Please note that professional certifications of all types commonly require periodic renewal. After obtaining a certification, you should make a note of the expiration date and the requirements for renewal. It’s customary for the renewal requirements to involve the completion of continuing education credits.
Do Autopsy Technicians Need a Master’s Degree?
It’s not strictly necessary for an aspiring or current autopsy technician to earn a master’s degree. However, doing so can open the door to advanced, supervisory positions and may offer the potential for salary increases.
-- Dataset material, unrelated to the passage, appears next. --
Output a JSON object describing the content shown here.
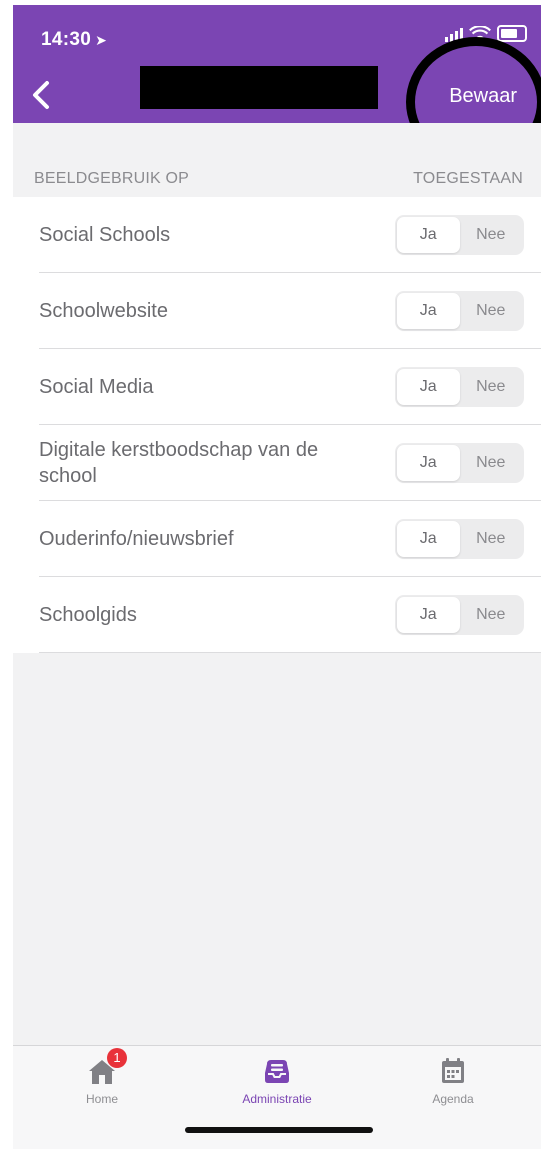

An ideal advanced degree for an autopsy technician is a master’s degree in forensic science, although some individuals may choose to study biology, chemistry or a related subject at the graduate level. A master’s degree typically takes about two years of full-time study and may require the completion of a master’s thesis (depending on the school and program), which is a long research paper.
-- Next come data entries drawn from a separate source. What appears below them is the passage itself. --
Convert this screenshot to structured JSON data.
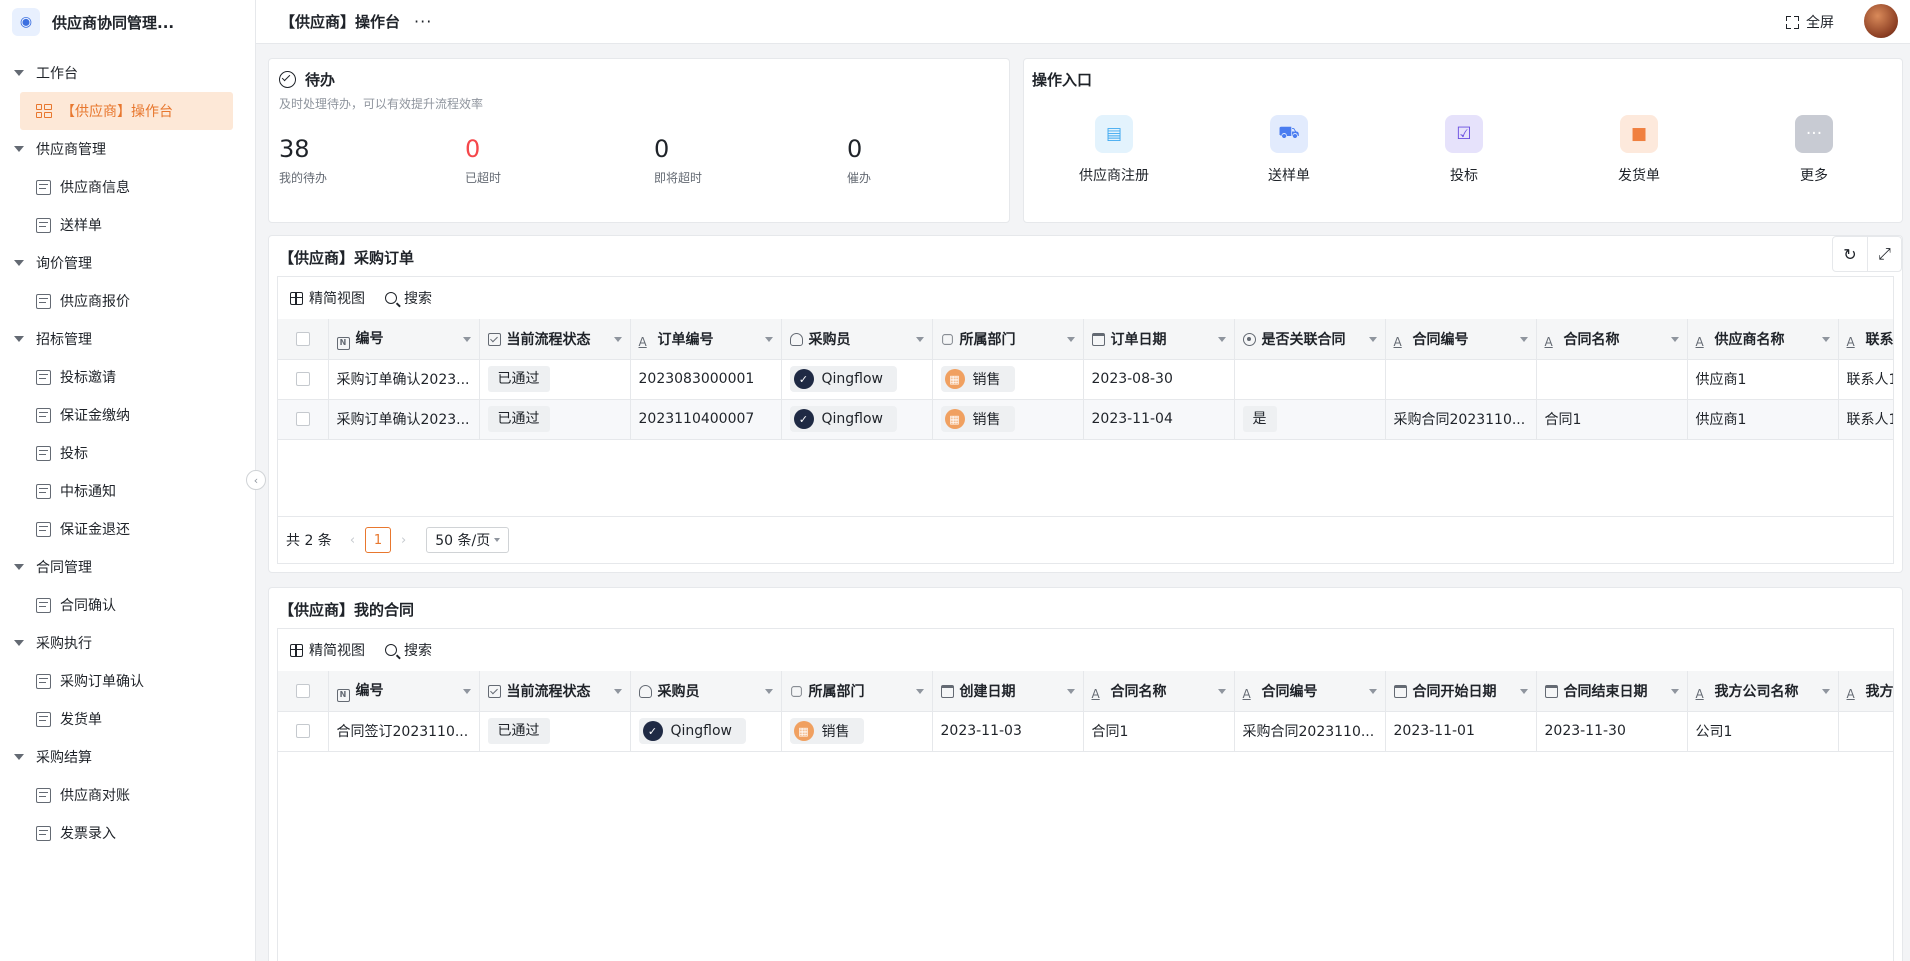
{
  "app": {
    "name": "供应商协同管理...",
    "logo_icon": "team-icon"
  },
  "topbar": {
    "title": "【供应商】操作台",
    "more": "···",
    "fullscreen_label": "全屏"
  },
  "sidebar": {
    "groups": [
      {
        "label": "工作台",
        "items": [
          {
            "label": "【供应商】操作台",
            "active": true
          }
        ]
      },
      {
        "label": "供应商管理",
        "items": [
          {
            "label": "供应商信息"
          },
          {
            "label": "送样单"
          }
        ]
      },
      {
        "label": "询价管理",
        "items": [
          {
            "label": "供应商报价"
          }
        ]
      },
      {
        "label": "招标管理",
        "items": [
          {
            "label": "投标邀请"
          },
          {
            "label": "保证金缴纳"
          },
          {
            "label": "投标"
          },
          {
            "label": "中标通知"
          },
          {
            "label": "保证金退还"
          }
        ]
      },
      {
        "label": "合同管理",
        "items": [
          {
            "label": "合同确认"
          }
        ]
      },
      {
        "label": "采购执行",
        "items": [
          {
            "label": "采购订单确认"
          },
          {
            "label": "发货单"
          }
        ]
      },
      {
        "label": "采购结算",
        "items": [
          {
            "label": "供应商对账"
          },
          {
            "label": "发票录入"
          }
        ]
      }
    ]
  },
  "todo": {
    "title": "待办",
    "subtitle": "及时处理待办，可以有效提升流程效率",
    "stats": [
      {
        "value": "38",
        "label": "我的待办"
      },
      {
        "value": "0",
        "label": "已超时",
        "highlight": true
      },
      {
        "value": "0",
        "label": "即将超时"
      },
      {
        "value": "0",
        "label": "催办"
      }
    ]
  },
  "entry": {
    "title": "操作入口",
    "items": [
      {
        "label": "供应商注册",
        "icon": "id-card-icon",
        "bg": "#e3f3fd",
        "color": "#3fa9f0"
      },
      {
        "label": "送样单",
        "icon": "truck-icon",
        "bg": "#e2ebfd",
        "color": "#4a7cf0"
      },
      {
        "label": "投标",
        "icon": "clipboard-icon",
        "bg": "#e6e2fb",
        "color": "#6a4fe0"
      },
      {
        "label": "发货单",
        "icon": "delivery-icon",
        "bg": "#fde9dc",
        "color": "#f08040"
      },
      {
        "label": "更多",
        "icon": "more-icon",
        "bg": "#c8cbd3",
        "color": "#ffffff"
      }
    ]
  },
  "toolbar": {
    "view_label": "精简视图",
    "search_label": "搜索"
  },
  "orders": {
    "title": "【供应商】采购订单",
    "columns": [
      "编号",
      "当前流程状态",
      "订单编号",
      "采购员",
      "所属部门",
      "订单日期",
      "是否关联合同",
      "合同编号",
      "合同名称",
      "供应商名称",
      "联系人"
    ],
    "rows": [
      {
        "id": "采购订单确认2023...",
        "status": "已通过",
        "order_no": "2023083000001",
        "buyer": "Qingflow",
        "dept": "销售",
        "date": "2023-08-30",
        "linked": "",
        "contract_no": "",
        "contract_name": "",
        "supplier": "供应商1",
        "contact": "联系人1"
      },
      {
        "id": "采购订单确认2023...",
        "status": "已通过",
        "order_no": "2023110400007",
        "buyer": "Qingflow",
        "dept": "销售",
        "date": "2023-11-04",
        "linked": "是",
        "contract_no": "采购合同2023110...",
        "contract_name": "合同1",
        "supplier": "供应商1",
        "contact": "联系人1"
      }
    ],
    "pager": {
      "total": "共 2 条",
      "current": "1",
      "page_size": "50 条/页"
    }
  },
  "contracts": {
    "title": "【供应商】我的合同",
    "columns": [
      "编号",
      "当前流程状态",
      "采购员",
      "所属部门",
      "创建日期",
      "合同名称",
      "合同编号",
      "合同开始日期",
      "合同结束日期",
      "我方公司名称",
      "我方公"
    ],
    "rows": [
      {
        "id": "合同签订2023110...",
        "status": "已通过",
        "buyer": "Qingflow",
        "dept": "销售",
        "created": "2023-11-03",
        "name": "合同1",
        "no": "采购合同2023110...",
        "start": "2023-11-01",
        "end": "2023-11-30",
        "company": "公司1",
        "company2": ""
      }
    ]
  }
}
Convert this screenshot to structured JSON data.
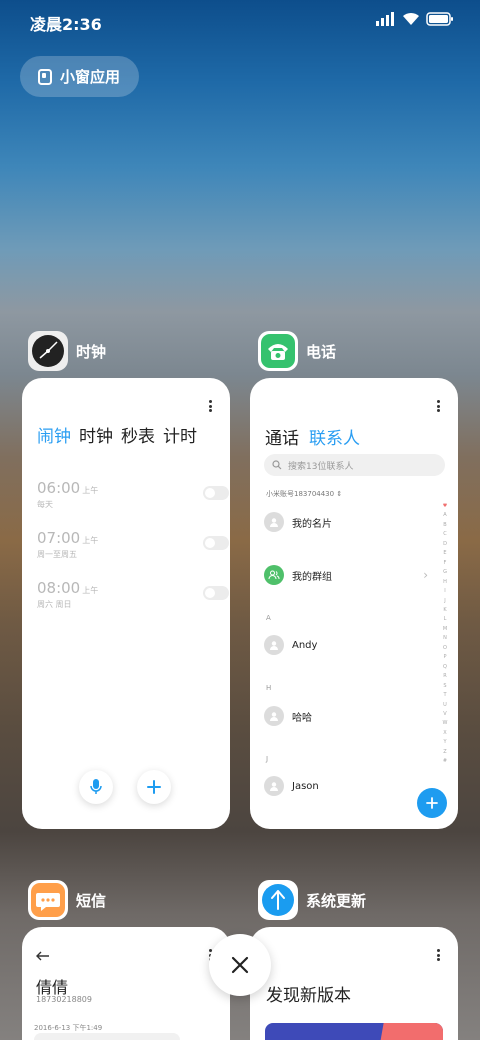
{
  "status_bar": {
    "time": "凌晨2:36",
    "icons": [
      "signal-icon",
      "wifi-icon",
      "battery-icon"
    ]
  },
  "floating_window_button": {
    "label": "小窗应用",
    "icon": "floating-window-icon"
  },
  "cards": {
    "clock": {
      "app_name": "时钟",
      "tabs": [
        "闹钟",
        "时钟",
        "秒表",
        "计时"
      ],
      "active_tab": "闹钟",
      "alarms": [
        {
          "time": "06:00",
          "ampm": "上午",
          "repeat": "每天"
        },
        {
          "time": "07:00",
          "ampm": "上午",
          "repeat": "周一至周五"
        },
        {
          "time": "08:00",
          "ampm": "上午",
          "repeat": "周六 周日"
        }
      ]
    },
    "phone": {
      "app_name": "电话",
      "tabs": [
        "通话",
        "联系人"
      ],
      "active_tab": "联系人",
      "search_placeholder": "搜索13位联系人",
      "account": "小米账号183704430",
      "contacts": [
        {
          "name": "我的名片",
          "section": ""
        },
        {
          "name": "我的群组",
          "section": ""
        },
        {
          "name": "Andy",
          "section": "A"
        },
        {
          "name": "哈哈",
          "section": "H"
        },
        {
          "name": "Jason",
          "section": "J"
        }
      ],
      "index_letters": [
        "♥",
        "A",
        "B",
        "C",
        "D",
        "E",
        "F",
        "G",
        "H",
        "I",
        "J",
        "K",
        "L",
        "M",
        "N",
        "O",
        "P",
        "Q",
        "R",
        "S",
        "T",
        "U",
        "V",
        "W",
        "X",
        "Y",
        "Z",
        "#"
      ]
    },
    "sms": {
      "app_name": "短信",
      "contact_name": "倩倩",
      "phone_number": "18730218809",
      "date": "2016-6-13 下午1:49"
    },
    "update": {
      "app_name": "系统更新",
      "title": "发现新版本"
    }
  },
  "colors": {
    "accent": "#2b9ef2",
    "fab": "#1e9cf0",
    "phone_icon": "#35c26e",
    "sms_icon": "#ff9f4a",
    "update_icon": "#1a9cf0"
  }
}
Career Advancement Opportunities for Autopsy Technicians
After successfully practicing in the field for a period of time, experienced autopsy technicians can pursue advancement opportunities, such as becoming a coroner. These opportunities may require additional education and training.
Become a Coroner
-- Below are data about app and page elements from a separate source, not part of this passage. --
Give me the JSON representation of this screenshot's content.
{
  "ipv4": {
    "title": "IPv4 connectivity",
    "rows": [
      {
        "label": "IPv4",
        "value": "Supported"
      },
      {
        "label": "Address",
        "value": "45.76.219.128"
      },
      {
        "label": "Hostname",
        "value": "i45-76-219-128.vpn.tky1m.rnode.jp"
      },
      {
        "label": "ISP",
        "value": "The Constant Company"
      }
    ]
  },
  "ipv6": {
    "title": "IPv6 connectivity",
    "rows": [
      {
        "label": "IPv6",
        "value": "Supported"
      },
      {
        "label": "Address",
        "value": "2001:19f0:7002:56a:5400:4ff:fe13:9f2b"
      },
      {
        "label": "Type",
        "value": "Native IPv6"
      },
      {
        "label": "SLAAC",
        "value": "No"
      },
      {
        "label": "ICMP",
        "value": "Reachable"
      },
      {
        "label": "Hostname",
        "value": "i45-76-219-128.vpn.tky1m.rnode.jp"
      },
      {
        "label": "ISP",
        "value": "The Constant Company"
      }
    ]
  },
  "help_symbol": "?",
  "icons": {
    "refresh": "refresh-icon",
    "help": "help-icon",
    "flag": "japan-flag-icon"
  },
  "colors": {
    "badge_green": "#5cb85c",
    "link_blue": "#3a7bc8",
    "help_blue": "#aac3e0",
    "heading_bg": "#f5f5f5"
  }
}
Coroners aren’t always required to have medical training. Some states do require coroners to pass a licensing exam and/or a state-approved training program. Coroners need to be elected by the general public in order to work as a coroner.
Become a Medical Examiner
Another possibility is becoming a medical examiner. In order to become a medical examiner, you will need to successfully complete medical school. This involves a rigorous, full-time program of study that lasts approximately four years and requires both classroom instruction and hands-on clinical learning experiences (called rotations). If you wish to pursue this option, you should choose electives and clinical rotations in autopsy pathology.
Following medical school, you will need to earn a medical license. This requires successfully completing the United States Medical Licensing Exam (USMLE). The USMLE comprises three separate exams that you will begin taking during medical school and complete following a year of residency.
After medical school, residency is required. Future medical examiners should expect to spend three or more years in a pathology residency. You must then complete a one-year fellowship as a medical examiner before you will be able to practice independently as a medical examiner.
You can take your first step toward pursuing a career as an autopsy technician by applying to Grand Canyon University. Our private school is pleased to offer the Bachelor of Science in Forensic Science degree, which has a broad curriculum that includes chemistry, forensic reconstruction, anatomy and physiology, DNA analysis, toxicology and more. Click on “Request Info” at the top of your screen to explore the Forensic Science degree and our other STEM programs.
1 Retrieved from U.S. Bureau of Labor Statistics, Occupational Outlook Handbook, Forensic Science Technicians in June 2022.
Approved by a Director for the College of Science, Engineering and Technology on Sept. 15, 2022.
The views and opinions expressed in this article are those of the author’s and do not necessarily reflect the official policy or position of Grand Canyon University. Any sources cited were accurate as of the publish date.